These proposed articles can reimagine the Summit Series by applying critical lenses, including identity, gender, socioeconomics, politics, or nationhood. Furthermore, our goal to create an interdisciplinary collection means that submissions from across sport studies, including politics, history, sociology, literature, sociology, law, psychology, or management, are highly encouraged.
Furthermore, in keeping with the guiding principles of bricolage, we seek to follow the “trail of memory” left behind from the Summit Series and recapture a multiplicity of new, or long-overlooked, perspectives (Dryden and MacGregor, 1989, 193).
To that end, in addition to critical article submissions, we also welcome non-traditional engagement with our collection’s theme. These submissions can entail a broad array of forms, such as original artwork, photography, poetry, prose, biography, interviews, journals, letters, formal recollections, or other forms of remembrance. It is our sincere hope that this mixed method will allow us to draw together a collage of critical and creative viewpoints on the evolving legacy of the “series of the century.” We are excited to announce that this collection will be published under the Journal of Emerging Sport Studies' new imprint: JESS Press.
The final publication will be available as a hard copy, and as an open-source ebook. For academic articles, please submit a proposal (500-word maximum) along with a brief bio (50 words max) to Brittany Reid, Taylor McKee, and Andrew Pettit at firstname.lastname@example.org by April 30th, 2021.Final critical chapters should be 6500-9000 words, including notes and citations. Creative or alternative submissions are not required to adhere to this word count, so please include projected word count in your proposal. All completed submissions will be blind peer-reviewed prior to publication.

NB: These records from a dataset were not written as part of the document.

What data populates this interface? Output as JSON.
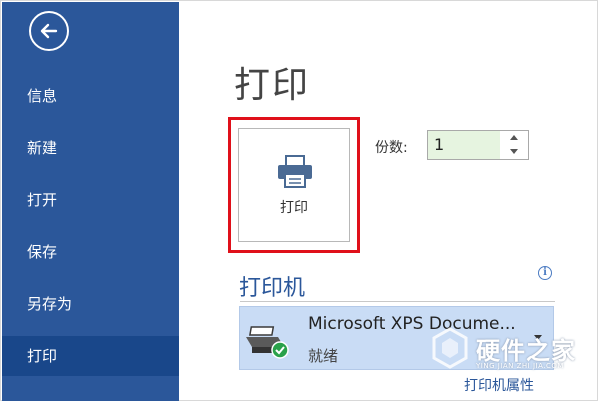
{
  "sidebar": {
    "back_label": "",
    "items": [
      {
        "label": "信息"
      },
      {
        "label": "新建"
      },
      {
        "label": "打开"
      },
      {
        "label": "保存"
      },
      {
        "label": "另存为"
      },
      {
        "label": "打印",
        "active": true
      }
    ],
    "bg_color": "#2b579a",
    "active_color": "#19478a"
  },
  "main": {
    "title": "打印",
    "print_button_label": "打印",
    "copies_label": "份数:",
    "copies_value": "1",
    "printer_section_title": "打印机",
    "printer": {
      "name": "Microsoft XPS Docume...",
      "status": "就绪"
    },
    "printer_properties_link": "打印机属性"
  },
  "watermark": {
    "text": "硬件之家",
    "subtext": "YING JIAN ZHI JIA.COM"
  },
  "colors": {
    "accent": "#2b579a",
    "highlight_border": "#e0101a",
    "copies_bg": "#e6f4e0",
    "printer_select_bg": "#c9dcf5"
  }
}
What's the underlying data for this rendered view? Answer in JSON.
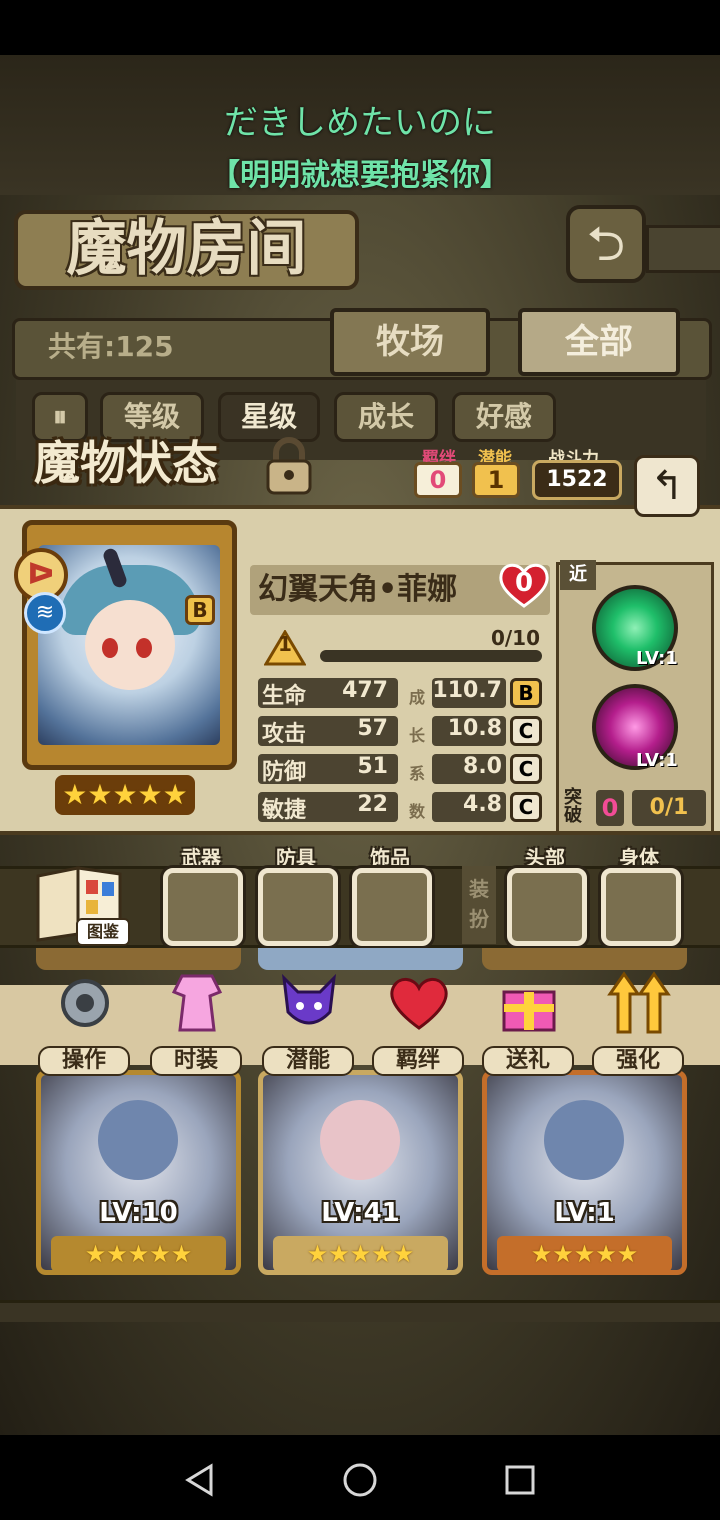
{
  "lyrics": {
    "line1": "だきしめたいのに",
    "line2": "【明明就想要抱紧你】"
  },
  "header": {
    "title": "魔物房间",
    "back_icon": "return-arrow-icon"
  },
  "filter": {
    "owned": "共有:125",
    "tabs": [
      "牧场",
      "全部"
    ],
    "active_tab": "全部"
  },
  "sort": {
    "pause_icon": "sort-order-icon",
    "buttons": [
      "等级",
      "星级",
      "成长",
      "好感"
    ],
    "active": "星级"
  },
  "status": {
    "title": "魔物状态",
    "bond_label": "羁绊",
    "bond_value": "0",
    "potential_label": "潜能",
    "potential_value": "1",
    "power_label": "战斗力",
    "power_value": "1522",
    "name": "幻翼天角•菲娜",
    "affection": "0",
    "level": "1",
    "exp": "0/10",
    "exp_fraction": 0,
    "grade": "B",
    "star_count": 5,
    "stats": [
      {
        "name": "生命",
        "value": "477",
        "growth": "110.7",
        "grade": "B"
      },
      {
        "name": "攻击",
        "value": "57",
        "growth": "10.8",
        "grade": "C"
      },
      {
        "name": "防御",
        "value": "51",
        "growth": "8.0",
        "grade": "C"
      },
      {
        "name": "敏捷",
        "value": "22",
        "growth": "4.8",
        "grade": "C"
      }
    ],
    "growth_vertical": [
      "成",
      "长",
      "系",
      "数"
    ],
    "range_tag": "近",
    "skills": [
      {
        "icon": "tree-skill-icon",
        "level": "LV:1",
        "color": "#1fbf6a"
      },
      {
        "icon": "sparkle-cross-skill-icon",
        "level": "LV:1",
        "color": "#e24ab8"
      }
    ],
    "break_label": "突破",
    "break_value": "0",
    "break_progress": "0/1"
  },
  "equipment": {
    "book_label": "图鉴",
    "slots": [
      "武器",
      "防具",
      "饰品",
      "头部",
      "身体"
    ],
    "divider": "装扮"
  },
  "actions": [
    {
      "label": "操作",
      "icon": "gear-icon"
    },
    {
      "label": "时装",
      "icon": "dress-icon"
    },
    {
      "label": "潜能",
      "icon": "demon-icon"
    },
    {
      "label": "羁绊",
      "icon": "hearts-icon"
    },
    {
      "label": "送礼",
      "icon": "gift-icon"
    },
    {
      "label": "强化",
      "icon": "up-arrows-icon"
    }
  ],
  "cards": [
    {
      "level": "LV:10",
      "stars": 5,
      "frame": "#b5892f"
    },
    {
      "level": "LV:41",
      "stars": 5,
      "frame": "#c9a961"
    },
    {
      "level": "LV:1",
      "stars": 5,
      "frame": "#c46e2a"
    }
  ],
  "colors": {
    "lyric": "#6fe3a8",
    "bond": "#e24a78",
    "star": "#ffd23c"
  }
}
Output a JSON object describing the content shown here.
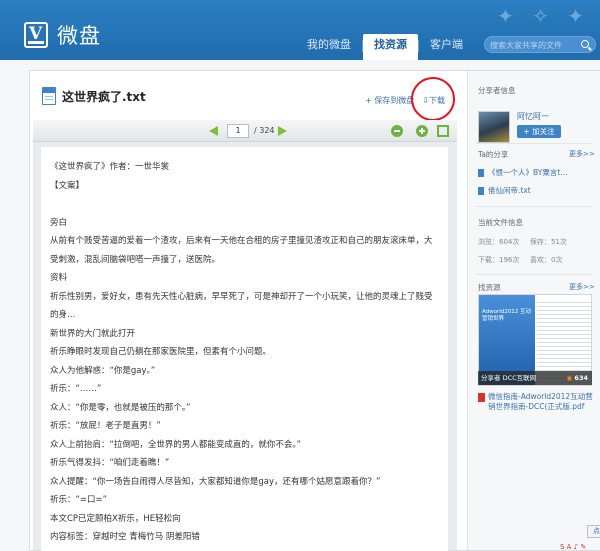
{
  "header": {
    "logo_text": "微盘",
    "nav": [
      "我的微盘",
      "找资源",
      "客户端"
    ],
    "active_nav": 1,
    "search_placeholder": "搜索大家共享的文件"
  },
  "file": {
    "title": "这世界疯了.txt",
    "save_label": "+ 保存到微盘",
    "download_label": "⇩下载"
  },
  "toolbar": {
    "current_page": "1",
    "total_pages": "/ 324"
  },
  "document": {
    "lines": [
      "《这世界疯了》作者：一世华裳",
      "【文案】",
      "",
      "旁白",
      "从前有个贱受苦逼的爱着一个渣攻，后来有一天他在合租的房子里撞见渣攻正和自己的朋友滚床单，大",
      "受刺激，混乱间脑袋吧嗒一声撞了，送医院。",
      "资料",
      "祈乐性别男，爱好女，患有先天性心脏病，早早死了，可是神却开了一个小玩笑，让他的灵魂上了贱受",
      "的身…",
      "新世界的大门就此打开",
      "祈乐睁眼时发现自己仍躺在那家医院里，但素有个小问题。",
      "众人为他解惑：“你是gay。”",
      "祈乐：“……”",
      "众人：“你是零，也就是被压的那个。”",
      "祈乐：“放屁！老子是直男！”",
      "众人上前抬肩：“拉倒吧，全世界的男人都能变成直的，就你不会。”",
      "祈乐气得发抖：“咱们走着瞧！”",
      "众人提醒：“你一场告白闹得人尽皆知，大家都知道你是gay，还有哪个姑愿意跟着你？”",
      "祈乐：“=口=”",
      "本文CP已定顾柏X祈乐，HE轻松向",
      "内容标签：穿越时空 青梅竹马 阴差阳错"
    ]
  },
  "sidebar": {
    "sharer_title": "分享者信息",
    "user_name": "阿忆阿一",
    "follow_label": "+ 加关注",
    "shares_title": "Ta的分享",
    "more_label": "更多>>",
    "shares": [
      "《惯一个人》BY粟言t…",
      "倦仙闲帝.txt"
    ],
    "stats_title": "当前文件信息",
    "stats": [
      {
        "label": "浏览：604次",
        "label2": "保存：51次"
      },
      {
        "label": "下载：196次",
        "label2": "喜欢：0次"
      }
    ],
    "resources_title": "找资源",
    "resources_more": "更多>>",
    "thumb_title": "Adworld2012 互动营销世界",
    "thumb_author": "分享者 DCC互联网",
    "thumb_count": "634",
    "pdf_name": "微信指南-Adworld2012互动营销世界指南-DCC(正式版.pdf",
    "bg_button": "点我设置"
  },
  "corner": "S A ♪ ✎"
}
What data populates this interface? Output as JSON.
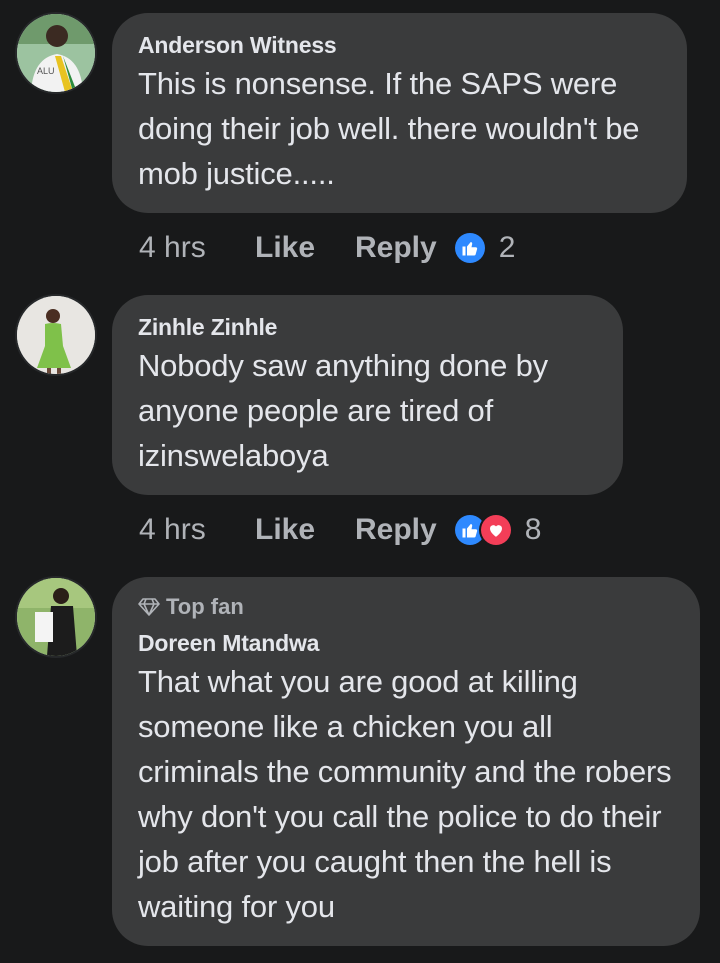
{
  "comments": [
    {
      "author": "Anderson Witness",
      "text": "This is nonsense. If the SAPS were doing their job well. there wouldn't be mob justice.....",
      "time": "4 hrs",
      "like_label": "Like",
      "reply_label": "Reply",
      "reactions": [
        "like-icon"
      ],
      "reaction_count": "2"
    },
    {
      "author": "Zinhle Zinhle",
      "text": "Nobody saw anything  done by anyone people are tired of izinswelaboya",
      "time": "4 hrs",
      "like_label": "Like",
      "reply_label": "Reply",
      "reactions": [
        "like-icon",
        "love-icon"
      ],
      "reaction_count": "8"
    },
    {
      "badge": "Top fan",
      "author": "Doreen Mtandwa",
      "text": "That what you are good at killing someone like a chicken you all criminals the community and the robers why don't you call the police to do their job after you caught then the hell is waiting for you"
    }
  ],
  "colors": {
    "background": "#18191a",
    "bubble": "#3a3b3c",
    "primary_text": "#e4e6eb",
    "secondary_text": "#b0b3b8",
    "like_blue": "#2e89ff",
    "love_red": "#f33e58"
  }
}
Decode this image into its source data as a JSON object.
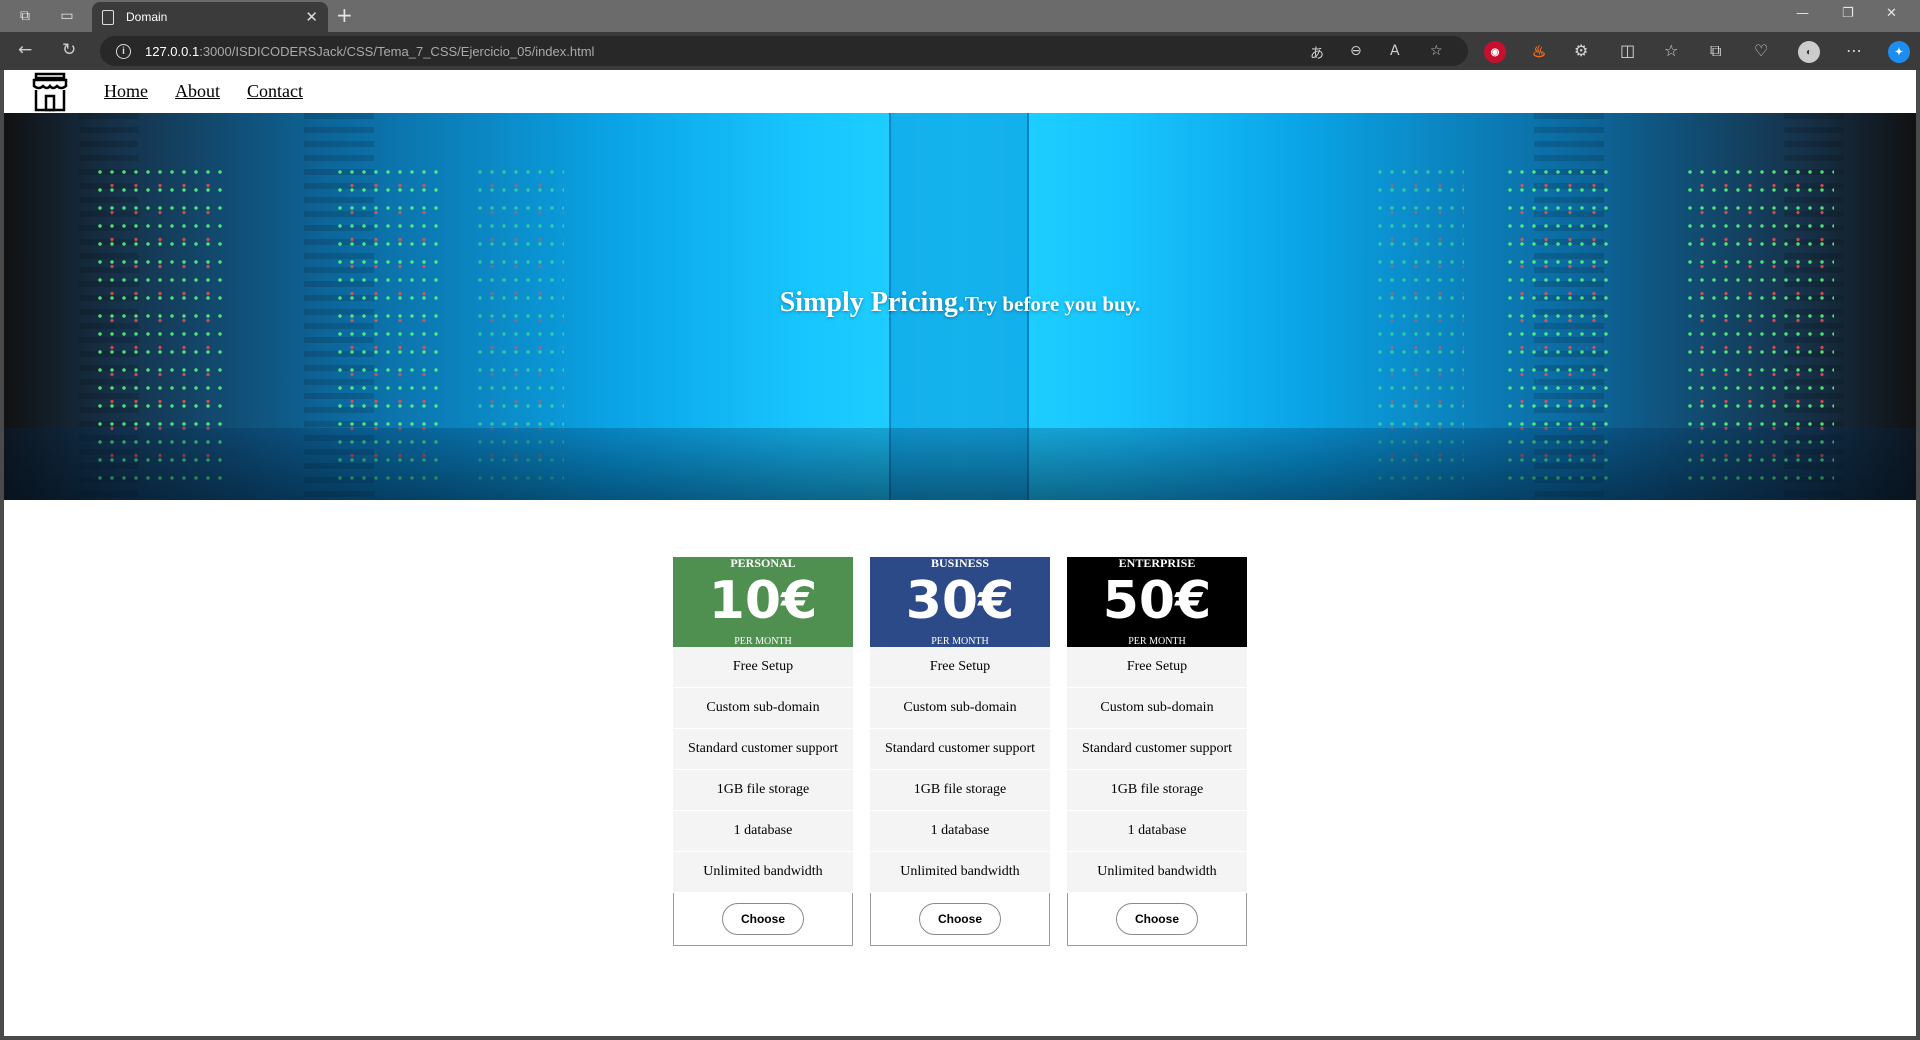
{
  "browser": {
    "tab_title": "Domain",
    "url_host": "127.0.0.1",
    "url_rest": ":3000/ISDICODERSJack/CSS/Tema_7_CSS/Ejercicio_05/index.html"
  },
  "nav": {
    "links": [
      "Home",
      "About",
      "Contact"
    ]
  },
  "hero": {
    "title": "Simply Pricing.",
    "subtitle": "Try before you buy."
  },
  "plans": [
    {
      "name": "PERSONAL",
      "price": "10€",
      "period": "PER MONTH",
      "color": "#4f8f4f",
      "features": [
        "Free Setup",
        "Custom sub-domain",
        "Standard customer support",
        "1GB file storage",
        "1 database",
        "Unlimited bandwidth"
      ],
      "button": "Choose"
    },
    {
      "name": "BUSINESS",
      "price": "30€",
      "period": "PER MONTH",
      "color": "#2c4a87",
      "features": [
        "Free Setup",
        "Custom sub-domain",
        "Standard customer support",
        "1GB file storage",
        "1 database",
        "Unlimited bandwidth"
      ],
      "button": "Choose"
    },
    {
      "name": "ENTERPRISE",
      "price": "50€",
      "period": "PER MONTH",
      "color": "#000000",
      "features": [
        "Free Setup",
        "Custom sub-domain",
        "Standard customer support",
        "1GB file storage",
        "1 database",
        "Unlimited bandwidth"
      ],
      "button": "Choose"
    }
  ]
}
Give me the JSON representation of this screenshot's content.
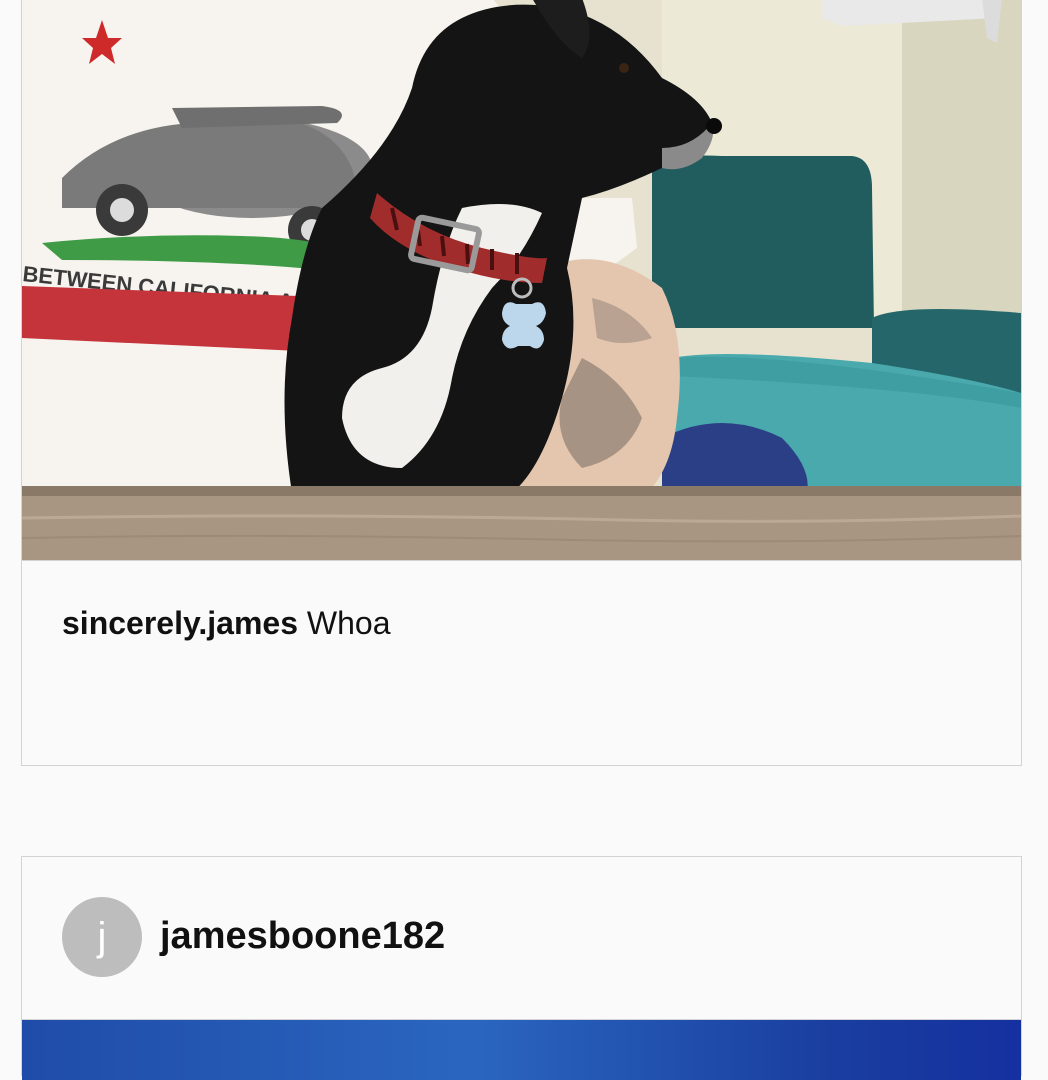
{
  "feed": {
    "posts": [
      {
        "image_alt": "Person in white t-shirt holding a black and white dog with a red plaid collar",
        "caption": {
          "username": "sincerely.james",
          "text": "Whoa"
        }
      },
      {
        "header": {
          "avatar_initial": "j",
          "username": "jamesboone182"
        }
      }
    ]
  },
  "colors": {
    "background": "#fafafa",
    "border": "#d3d3d3",
    "avatar": "#bdbdbd"
  }
}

Feel free to contact the editors if you have any questions, and we look forward to your submissions.